EDC ends legal fight against state
JOHNSTOWN – The Fulton County Economic Development Corp. last week gave up a legal battle against the state over whether the EDC is a private agency.
The EDC had sued the Authorities Budget Office after the office told the EDC it is a public agency and its records and meetings must be open to the public. The EDC claimed it is a private entity and not subject to the state Public Authorities Accountability Act of 2005.
But the EDC – an agency under the umbrella of the Fulton County Center for Regional Growth – last week withdrew an Article 78 petition against the ABO. The Article 78 was designed to determine whether the ABO exceeded its powers by writing a letter demanding the EDC comply with the Public Authorities Accountability Act.
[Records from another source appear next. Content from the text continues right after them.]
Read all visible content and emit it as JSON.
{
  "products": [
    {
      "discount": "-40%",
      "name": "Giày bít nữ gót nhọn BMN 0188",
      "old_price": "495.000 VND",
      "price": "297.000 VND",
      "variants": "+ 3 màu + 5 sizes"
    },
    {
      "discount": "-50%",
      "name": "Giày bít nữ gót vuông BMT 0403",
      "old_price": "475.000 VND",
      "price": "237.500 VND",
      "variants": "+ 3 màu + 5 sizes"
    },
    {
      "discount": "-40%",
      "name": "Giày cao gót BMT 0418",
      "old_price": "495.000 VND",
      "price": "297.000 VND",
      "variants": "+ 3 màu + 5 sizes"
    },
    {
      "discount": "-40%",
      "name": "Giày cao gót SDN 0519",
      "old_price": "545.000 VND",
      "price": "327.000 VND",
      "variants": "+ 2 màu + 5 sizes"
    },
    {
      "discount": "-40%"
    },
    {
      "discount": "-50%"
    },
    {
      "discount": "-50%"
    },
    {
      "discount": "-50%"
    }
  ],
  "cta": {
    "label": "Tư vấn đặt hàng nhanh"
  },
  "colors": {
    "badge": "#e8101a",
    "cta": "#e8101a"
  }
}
Corporation attorney Michelle L. Merola of the Buffalo law firm of Hodgson Russ sent a March 18 letter to state Supreme Court in Albany County stating the EDC is withdrawing the petition. Merola gave no reason for the withdrawal. She didn’t return a phone call Wednesday seeking comment.
ABO Director David Kidera said Wednesday the EDC has now effectively given up its fight in court that it is a private corporation.
“They may dispute that, but they have no way of [legally] challenging that in court,” Kidera said.
Kidera said when the EDC took the ABO to court, it had to file the Article 78 proceeding. But he said the EDC went “well past” a 45-day statute of limitations to file the petition.
He said the EDC is now subject to any “sanctions” the ABO wants to impose against it if it continues to maintain it is a private agency and withhold certain information from the state agency.
Kidera said the EDC is a local authority and subject to the accountability, transparency and governance requirements of the state Public Authorities Law. He said the ABO will notify the EDC it is expected to comply with the law or face enforcement action.
The state says the EDC, as a public authority, will have to be more accountable by doing such things as providing the state with a financial plan, releasing salaries and complying with the state Open Meetings Law.
CRG President Michael Reese said Wednesday the CRG board will have to decide how in the future it will respond if the ABO “incorrectly” maintains the EDC is a public agency.
CRG Board of Directors Chairman Dustin Swanger said Wednesday he hasn’t seen Merola’s letter.
However, he said the EDC soon will be dormant anyway, as its assets will be turned over to the CRG as part of a process to dissolve the EDC and the Crossroads Incubator Corp.
“Today, the CRG maintains we are still a private organization,” Swanger said.
He said these issues may be discussed at a CRG board meeting today.
The state Appellate Division in November upheld a 2011 decision by state Supreme Court requiring the Fulton County EDC to go through the Article 78 court proceeding before it is decided whether the organization is a private or public agency.
The ABO in fall 2010 began seeking more transparency in EDC and CIC records after finding out $3 million in bonuses were paid to former EDC and CRG executives Jeff Bray and Peter Sciocchetti. The CRG is still trying to recover the bonus money.
The original litigation was filed in 2010 in state Supreme Court before Justice Richard T. Aulisi, but by August 2011, the judge had moved the venue to Albany.
Kidera has said a precedent was set in a December 2009 case in which the Griffiss Local Development Corp. of Rome, Oneida County, sued the ABO. The state Supreme Court in Albany County in that case ruled the not-for-profit development corporation was subject to the provisions of the Public Authorities Accountability Act.
Michael Anich can be reached at email@example.com.